*Work required*
With the pictures left out, reproduce exactly the lines running from the line with "Read all visible content and emit it as JSON." to the last line of the material below.

*Data in this exercise*
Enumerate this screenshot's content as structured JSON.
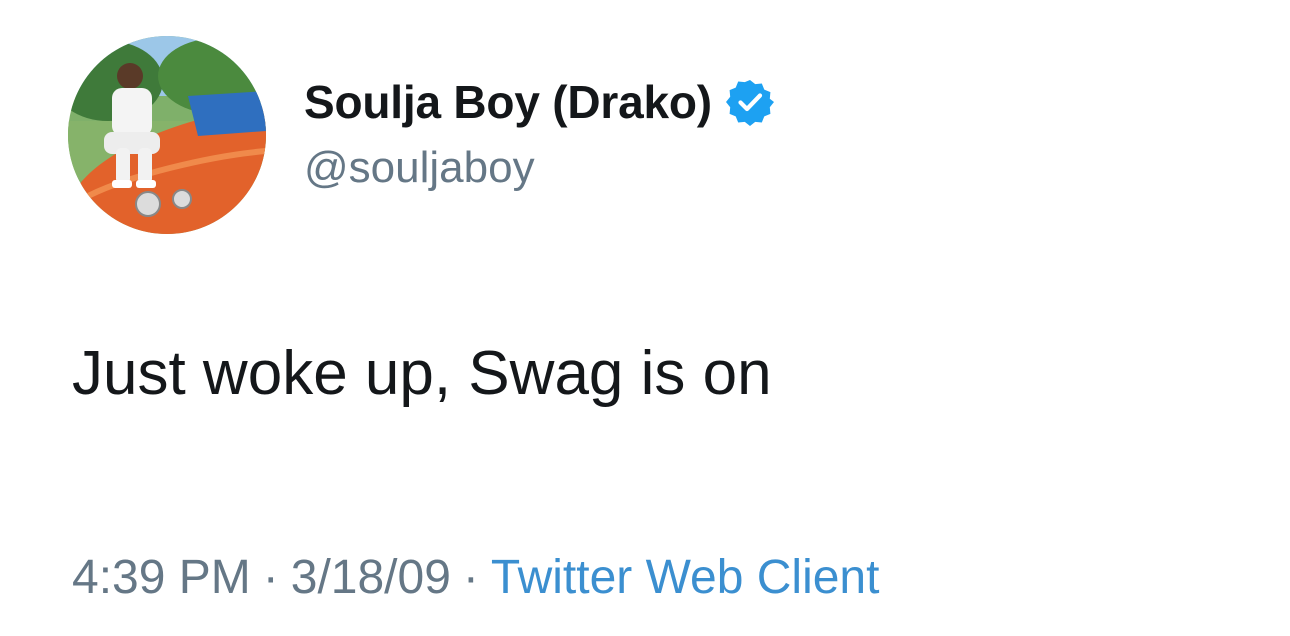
{
  "tweet": {
    "author": {
      "display_name": "Soulja Boy (Drako)",
      "handle": "@souljaboy",
      "verified_icon": "verified-badge-icon"
    },
    "text": "Just woke up, Swag is on",
    "meta": {
      "time": "4:39 PM",
      "date": "3/18/09",
      "separator": "·",
      "source": "Twitter Web Client"
    }
  },
  "colors": {
    "name": "#14171a",
    "secondary": "#657786",
    "link": "#3b8fd0",
    "verified": "#1da1f2"
  }
}
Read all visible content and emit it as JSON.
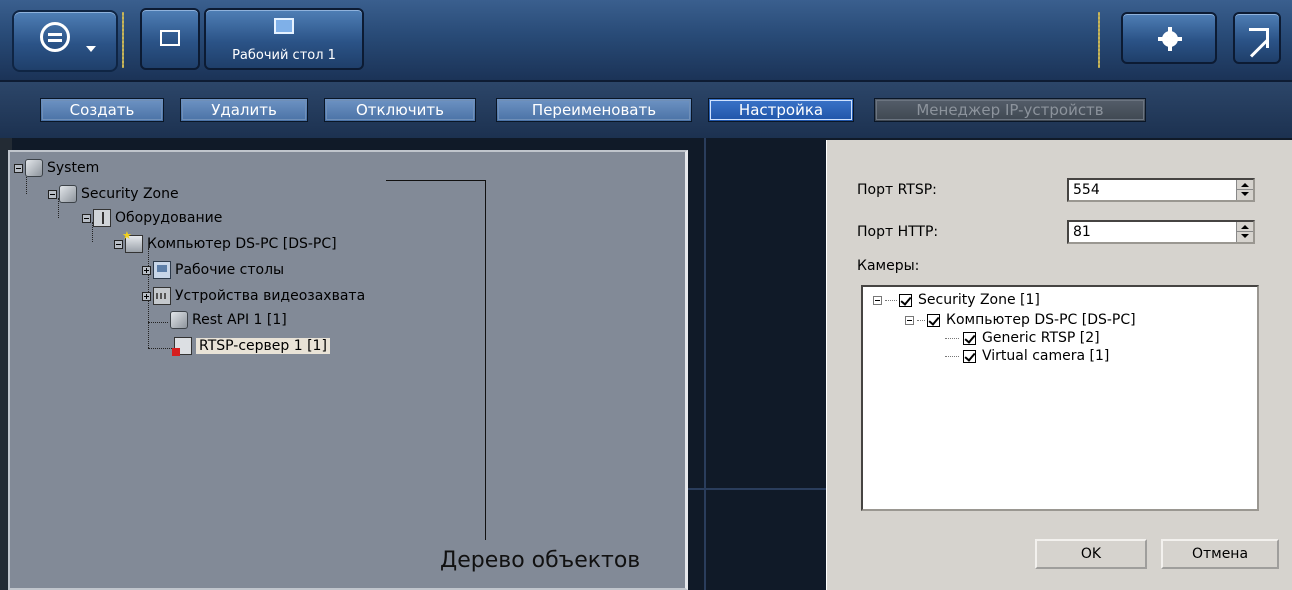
{
  "topbar": {
    "desktop_tab_label": "Рабочий стол 1"
  },
  "actions": {
    "create": "Создать",
    "delete": "Удалить",
    "disable": "Отключить",
    "rename": "Переименовать",
    "settings": "Настройка",
    "ip_manager": "Менеджер IP-устройств"
  },
  "tree": {
    "system": "System",
    "security_zone": "Security Zone",
    "equipment": "Оборудование",
    "computer": "Компьютер DS-PC [DS-PC]",
    "desktops": "Рабочие столы",
    "capture_devices": "Устройства видеозахвата",
    "rest_api": "Rest API 1 [1]",
    "rtsp_server": "RTSP-сервер 1 [1]"
  },
  "callout": {
    "label": "Дерево объектов"
  },
  "settings": {
    "rtsp_port_label": "Порт RTSP:",
    "rtsp_port_value": "554",
    "http_port_label": "Порт HTTP:",
    "http_port_value": "81",
    "cameras_label": "Камеры:",
    "cameras": {
      "zone": "Security Zone [1]",
      "computer": "Компьютер DS-PC [DS-PC]",
      "cam1": "Generic RTSP [2]",
      "cam2": "Virtual camera [1]"
    },
    "ok": "OK",
    "cancel": "Отмена"
  },
  "colors": {
    "topbar": "#284a76",
    "tree_bg": "#828a97",
    "dialog_bg": "#d6d3ce"
  }
}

*Result of this exercise*
Read all visible content and emit it as JSON.
{
  "topbar": {
    "desktop_tab_label": "Рабочий стол 1"
  },
  "actions": {
    "create": "Создать",
    "delete": "Удалить",
    "disable": "Отключить",
    "rename": "Переименовать",
    "settings": "Настройка",
    "ip_manager": "Менеджер IP-устройств"
  },
  "tree": {
    "system": "System",
    "security_zone": "Security Zone",
    "equipment": "Оборудование",
    "computer": "Компьютер DS-PC [DS-PC]",
    "desktops": "Рабочие столы",
    "capture_devices": "Устройства видеозахвата",
    "rest_api": "Rest API 1 [1]",
    "rtsp_server": "RTSP-сервер 1 [1]"
  },
  "callout": {
    "label": "Дерево объектов"
  },
  "settings": {
    "rtsp_port_label": "Порт RTSP:",
    "rtsp_port_value": "554",
    "http_port_label": "Порт HTTP:",
    "http_port_value": "81",
    "cameras_label": "Камеры:",
    "cameras": {
      "zone": "Security Zone [1]",
      "computer": "Компьютер DS-PC [DS-PC]",
      "cam1": "Generic RTSP [2]",
      "cam2": "Virtual camera [1]"
    },
    "ok": "OK",
    "cancel": "Отмена"
  },
  "colors": {
    "topbar": "#284a76",
    "tree_bg": "#828a97",
    "dialog_bg": "#d6d3ce"
  }
}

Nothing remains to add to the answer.